It’s hard to choose a favourite from the Parrot pantheon, but this comes close for the sheer delight in the subjects articulated in the illustrations. It’s Wood’s lifelong love of amphibians, with an introduction by Deighton.
Unusually, Dennis approached John Vernon Lord and they collaborated on a number of books for the Parrot Press. John Vernon Lord said in a talk that Dennis was one of the 4 people who had most influence on his work, giving him the freedom, for the first time, to illustrate as he wished.
When Hall retired in 1985 the polytechnic wouldn’t let him take the Inky Parrot Press name with him. Undeterred the press continued with a clutch of Parrot Press hybrids, including:
- Hanborough Parrot Press 87 to 90
- Previous parrot press 91 to 99
- Pleomorphic Parrot Press - for a book about the Dorset coast
- Ploughman’s Parrot Press - for a book on farm workers
- Pensionable Parrot Press - for a book with Ronald Searle, "we were both pretty ancient"
- Treparrot Press - for a book about Cornwall
- Predatory Parrot - for The Predatory Bite of the Steel Nib, collaborating with Ronald Searle
- Inky Partridge Press - for The Twelve Days of Christmas
However, the Inky Parrot Press was never used again by the college and so in 1999 Hall reclaimed it.
In 2003 there was a branding change of direction with the introduction of the Artist’s Choice Editions. It was a collaboration with Carole Mannheim who was responsible for promotion, publicity and advertising at the Press. Hall, however, retained an affection for the Inky Parrot, and when Mannheim returned to Israel he returned to the Inky Parrot imprint.
Royal Academy of Arts
Most of the Inky Parrot books can be found at the Royal Academy of Arts Library but you need to make an appointment in advance to see them.
As Dennis Hall says, illustrated books for adults have become prized possessions for collectors, and the quality of all the Parrot Press imprints is evidenced by their selection for the Royal Academy.
Most of the deluxe editions created by the Parrot Presses include limited edition signed prints which in themselves are of significant value.
To view more of The Inky Parrot Press, our collection can be viewed here.
Creation of the Inky Parrot Press books starts with the illustrator.
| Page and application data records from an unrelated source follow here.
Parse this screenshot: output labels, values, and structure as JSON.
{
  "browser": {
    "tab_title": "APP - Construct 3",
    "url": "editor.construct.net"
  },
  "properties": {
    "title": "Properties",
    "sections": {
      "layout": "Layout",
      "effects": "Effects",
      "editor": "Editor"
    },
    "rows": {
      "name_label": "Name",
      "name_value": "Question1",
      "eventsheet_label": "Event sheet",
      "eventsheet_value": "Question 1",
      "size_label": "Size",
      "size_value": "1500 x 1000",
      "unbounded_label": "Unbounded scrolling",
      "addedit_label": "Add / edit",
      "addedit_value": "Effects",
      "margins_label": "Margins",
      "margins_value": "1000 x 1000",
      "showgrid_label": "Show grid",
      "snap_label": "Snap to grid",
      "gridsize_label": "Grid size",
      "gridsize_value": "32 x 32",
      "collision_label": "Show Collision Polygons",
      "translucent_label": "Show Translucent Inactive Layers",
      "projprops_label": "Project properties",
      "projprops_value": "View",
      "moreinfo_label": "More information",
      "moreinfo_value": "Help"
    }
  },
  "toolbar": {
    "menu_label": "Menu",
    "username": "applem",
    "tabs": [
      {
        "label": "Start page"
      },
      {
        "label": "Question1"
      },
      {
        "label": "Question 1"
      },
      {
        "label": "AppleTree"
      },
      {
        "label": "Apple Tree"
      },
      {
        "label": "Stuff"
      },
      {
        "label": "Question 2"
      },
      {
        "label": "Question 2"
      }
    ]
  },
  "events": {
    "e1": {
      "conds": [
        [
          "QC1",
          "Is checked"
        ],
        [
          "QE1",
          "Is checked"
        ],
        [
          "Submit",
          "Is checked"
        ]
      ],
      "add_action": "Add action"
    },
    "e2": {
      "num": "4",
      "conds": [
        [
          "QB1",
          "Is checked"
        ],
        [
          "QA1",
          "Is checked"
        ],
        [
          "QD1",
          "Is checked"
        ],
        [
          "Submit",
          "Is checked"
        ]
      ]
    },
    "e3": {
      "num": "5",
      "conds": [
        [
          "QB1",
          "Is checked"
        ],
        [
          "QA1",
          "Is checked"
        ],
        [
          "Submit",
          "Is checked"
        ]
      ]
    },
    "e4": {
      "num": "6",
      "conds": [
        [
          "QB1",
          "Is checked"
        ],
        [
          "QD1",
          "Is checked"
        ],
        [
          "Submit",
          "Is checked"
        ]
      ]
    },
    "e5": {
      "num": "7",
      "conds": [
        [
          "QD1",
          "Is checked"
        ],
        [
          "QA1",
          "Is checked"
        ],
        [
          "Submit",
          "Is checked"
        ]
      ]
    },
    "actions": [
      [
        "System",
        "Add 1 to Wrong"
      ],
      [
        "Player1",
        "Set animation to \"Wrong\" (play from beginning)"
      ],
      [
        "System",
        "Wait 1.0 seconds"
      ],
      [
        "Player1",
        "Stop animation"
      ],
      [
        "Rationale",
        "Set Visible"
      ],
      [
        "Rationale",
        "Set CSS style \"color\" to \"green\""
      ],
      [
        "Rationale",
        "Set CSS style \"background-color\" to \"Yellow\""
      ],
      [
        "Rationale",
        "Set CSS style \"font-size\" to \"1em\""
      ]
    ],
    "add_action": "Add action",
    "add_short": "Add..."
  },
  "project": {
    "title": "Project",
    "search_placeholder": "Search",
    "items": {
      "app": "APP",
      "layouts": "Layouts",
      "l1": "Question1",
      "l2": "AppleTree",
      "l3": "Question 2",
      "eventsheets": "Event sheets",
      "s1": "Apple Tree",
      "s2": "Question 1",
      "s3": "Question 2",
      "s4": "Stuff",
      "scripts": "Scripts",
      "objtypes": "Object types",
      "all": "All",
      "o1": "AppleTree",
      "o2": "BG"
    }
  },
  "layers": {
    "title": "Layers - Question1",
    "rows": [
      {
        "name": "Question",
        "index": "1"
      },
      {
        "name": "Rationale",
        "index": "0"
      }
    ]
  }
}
For the next article I’ll be talking to a private press founder with a different approach.